Task statement:
Output all of the records word for word and drop the images.

App and web page records
....

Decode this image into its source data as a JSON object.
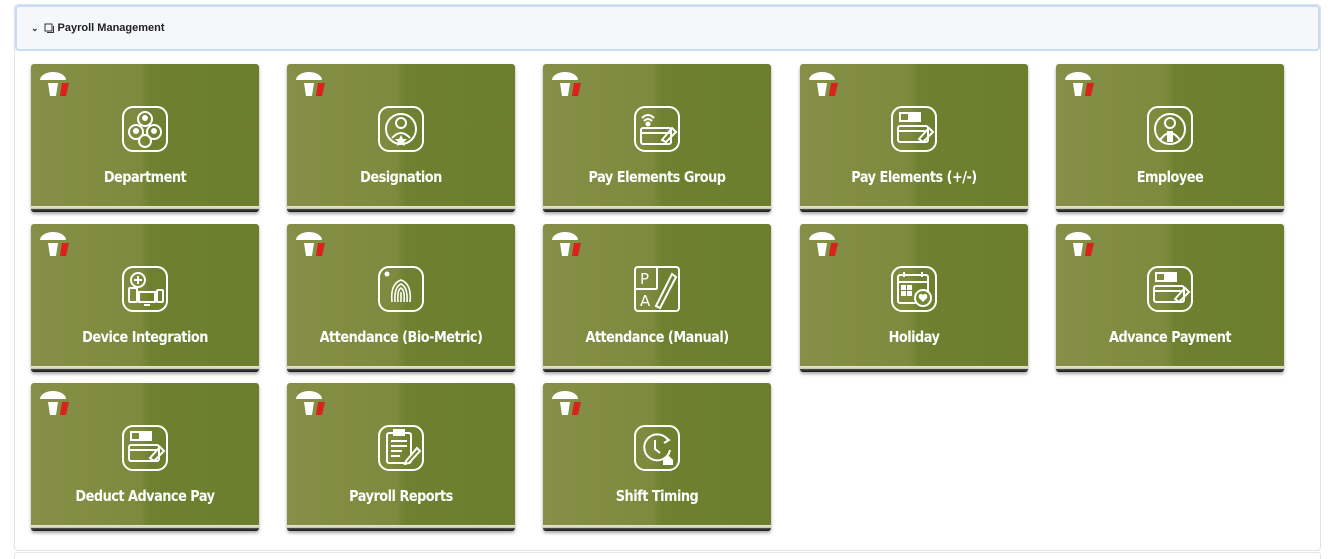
{
  "panel": {
    "title": "Payroll Management",
    "expanded": true
  },
  "tiles": [
    {
      "label": "Department",
      "icon": "department-icon"
    },
    {
      "label": "Designation",
      "icon": "designation-icon"
    },
    {
      "label": "Pay Elements Group",
      "icon": "pay-elements-group-icon"
    },
    {
      "label": "Pay Elements (+/-)",
      "icon": "pay-elements-icon"
    },
    {
      "label": "Employee",
      "icon": "employee-icon"
    },
    {
      "label": "Device Integration",
      "icon": "device-integration-icon"
    },
    {
      "label": "Attendance (Bio-Metric)",
      "icon": "fingerprint-icon"
    },
    {
      "label": "Attendance (Manual)",
      "icon": "manual-attendance-icon"
    },
    {
      "label": "Holiday",
      "icon": "holiday-calendar-icon"
    },
    {
      "label": "Advance Payment",
      "icon": "advance-payment-icon"
    },
    {
      "label": "Deduct Advance Pay",
      "icon": "deduct-advance-icon"
    },
    {
      "label": "Payroll Reports",
      "icon": "payroll-reports-icon"
    },
    {
      "label": "Shift Timing",
      "icon": "shift-timing-icon"
    }
  ],
  "colors": {
    "tile_green": "#7a8a3a",
    "header_bg": "#f5f7fa",
    "header_border": "#c9dcf3",
    "logo_red": "#d9211d"
  }
}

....

Solution to this task:
Decode this image into its source data as a JSON object.
{
  "panel": {
    "title": "Payroll Management",
    "expanded": true
  },
  "tiles": [
    {
      "label": "Department",
      "icon": "department-icon"
    },
    {
      "label": "Designation",
      "icon": "designation-icon"
    },
    {
      "label": "Pay Elements Group",
      "icon": "pay-elements-group-icon"
    },
    {
      "label": "Pay Elements (+/-)",
      "icon": "pay-elements-icon"
    },
    {
      "label": "Employee",
      "icon": "employee-icon"
    },
    {
      "label": "Device Integration",
      "icon": "device-integration-icon"
    },
    {
      "label": "Attendance (Bio-Metric)",
      "icon": "fingerprint-icon"
    },
    {
      "label": "Attendance (Manual)",
      "icon": "manual-attendance-icon"
    },
    {
      "label": "Holiday",
      "icon": "holiday-calendar-icon"
    },
    {
      "label": "Advance Payment",
      "icon": "advance-payment-icon"
    },
    {
      "label": "Deduct Advance Pay",
      "icon": "deduct-advance-icon"
    },
    {
      "label": "Payroll Reports",
      "icon": "payroll-reports-icon"
    },
    {
      "label": "Shift Timing",
      "icon": "shift-timing-icon"
    }
  ],
  "colors": {
    "tile_green": "#7a8a3a",
    "header_bg": "#f5f7fa",
    "header_border": "#c9dcf3",
    "logo_red": "#d9211d"
  }
}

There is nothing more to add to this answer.